When the lithium disilicate (IPS e.max [Ivoclar Vivadent]) final restorations were returned from the lab team, they were inspected for marginal integrity, contact integrity, color, and design prior to try-in. Then, at the seating appointment, the temporaries were removed, and the teeth were cleaned with a solution of hydrogen peroxide and 2% chlorhexidine (CAVITY CLEANSER) and then rinsed. The final restorations were tried in with water only. The parameters noted above were all found to be excellent. The patient was then given a chance to look at the color, shape, and overall look in order to approve the final placement of the restorations.

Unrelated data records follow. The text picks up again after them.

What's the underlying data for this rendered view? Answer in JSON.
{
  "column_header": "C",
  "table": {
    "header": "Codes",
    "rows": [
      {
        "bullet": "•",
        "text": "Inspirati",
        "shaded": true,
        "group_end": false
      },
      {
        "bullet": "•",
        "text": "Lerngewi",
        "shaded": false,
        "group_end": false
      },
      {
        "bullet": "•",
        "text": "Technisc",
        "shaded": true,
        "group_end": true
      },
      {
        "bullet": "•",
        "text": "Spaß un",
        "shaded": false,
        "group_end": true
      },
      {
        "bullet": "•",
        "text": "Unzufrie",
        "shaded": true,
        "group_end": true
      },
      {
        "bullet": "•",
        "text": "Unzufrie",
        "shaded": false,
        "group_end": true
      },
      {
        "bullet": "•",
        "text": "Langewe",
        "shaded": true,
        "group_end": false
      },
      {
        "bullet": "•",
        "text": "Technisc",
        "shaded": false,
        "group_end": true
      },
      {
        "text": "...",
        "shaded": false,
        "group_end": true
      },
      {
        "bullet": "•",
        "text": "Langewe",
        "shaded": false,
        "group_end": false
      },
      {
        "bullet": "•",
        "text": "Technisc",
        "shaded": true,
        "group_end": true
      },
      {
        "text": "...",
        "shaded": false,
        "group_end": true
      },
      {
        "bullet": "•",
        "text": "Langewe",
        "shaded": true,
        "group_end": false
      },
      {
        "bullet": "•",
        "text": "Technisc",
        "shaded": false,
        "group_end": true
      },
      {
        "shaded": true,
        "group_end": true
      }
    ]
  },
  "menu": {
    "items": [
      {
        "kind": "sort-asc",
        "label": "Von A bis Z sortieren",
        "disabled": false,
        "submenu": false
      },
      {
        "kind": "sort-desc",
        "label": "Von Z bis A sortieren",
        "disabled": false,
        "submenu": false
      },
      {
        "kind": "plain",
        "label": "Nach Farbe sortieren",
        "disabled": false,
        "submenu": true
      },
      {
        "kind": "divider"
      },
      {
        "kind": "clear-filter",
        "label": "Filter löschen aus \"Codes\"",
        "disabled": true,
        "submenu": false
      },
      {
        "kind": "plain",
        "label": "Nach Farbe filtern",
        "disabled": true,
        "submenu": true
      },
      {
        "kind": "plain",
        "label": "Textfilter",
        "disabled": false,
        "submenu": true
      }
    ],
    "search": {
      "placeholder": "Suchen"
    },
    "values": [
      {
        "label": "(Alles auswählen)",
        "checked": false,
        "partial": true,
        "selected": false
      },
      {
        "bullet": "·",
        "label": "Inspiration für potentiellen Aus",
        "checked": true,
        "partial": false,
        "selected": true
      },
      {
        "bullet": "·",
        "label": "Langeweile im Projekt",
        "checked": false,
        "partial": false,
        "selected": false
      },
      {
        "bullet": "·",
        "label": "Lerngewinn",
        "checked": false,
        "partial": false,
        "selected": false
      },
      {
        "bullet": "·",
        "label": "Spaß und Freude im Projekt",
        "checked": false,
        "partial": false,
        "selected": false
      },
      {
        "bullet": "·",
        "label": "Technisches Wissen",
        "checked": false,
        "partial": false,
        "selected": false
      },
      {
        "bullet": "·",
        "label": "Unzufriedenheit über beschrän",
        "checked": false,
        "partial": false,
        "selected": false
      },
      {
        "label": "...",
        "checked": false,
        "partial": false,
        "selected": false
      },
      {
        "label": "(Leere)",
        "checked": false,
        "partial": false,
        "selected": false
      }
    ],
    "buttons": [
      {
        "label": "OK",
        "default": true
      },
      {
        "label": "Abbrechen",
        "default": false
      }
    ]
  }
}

Once approved, the restorations were removed and cleaned with 37% phosphoric acid gel, then rinsed with water (Figure 11) and thoroughly dried. Next, silane (BIS-SILANE [BISCO Dental Products]) was applied to the internal surfaces of the restorations for 60 seconds then dried with water- and oil-free air. Then the restorations were readied for the resin bonding procedure by placing them in order (Figure 12). Once bonded properly into place using a light-cured resin cement (Calibra Veneer Kit [Dentsply Sirona]), excess cement was removed, and then the bite was checked and adjusted as needed. Digital radiographs were taken to ensure complete seat and to be sure that any excess cement had not been left behind. The final lithium disilicate restorations can be seen in Figures 13 and 14.

SueAnne was ecstatic about her new smile, crying and hugging everyone as she walked out our office door. She continues to refer other patients to our practice and lets us know that, every time she smiles, she is thankful for the care that we provided. With proper training that allows us to expand and perfect our technical skills, the choices in modern dental materials, and excellent communication between the doctor and patient and the doctor and dental laboratory team, our patients’ smiles and lives can be changed forever!

The author would like to thank the talented dental laboratory team at Aurem Group ( for the excellent technical work shown in this case report.

Dr. Simos maintains private practices in Bolingbrook and Ottawa, Ill. He received his DDS degree at Chicago’s Loyola University, and he is the founder and president of the Allstar Smiles’ Learning Center and client facility (Bolingbrook), where he teaches post-graduate courses to practicing dentists on cosmetic dentistry, occlusion, and comprehensive restorative dentistry. An internationally recognized lecturer and leader in cosmetic and restorative dentistry, he can be reached at or by visiting

Disclosure: Dr. Simos reports no disclosures.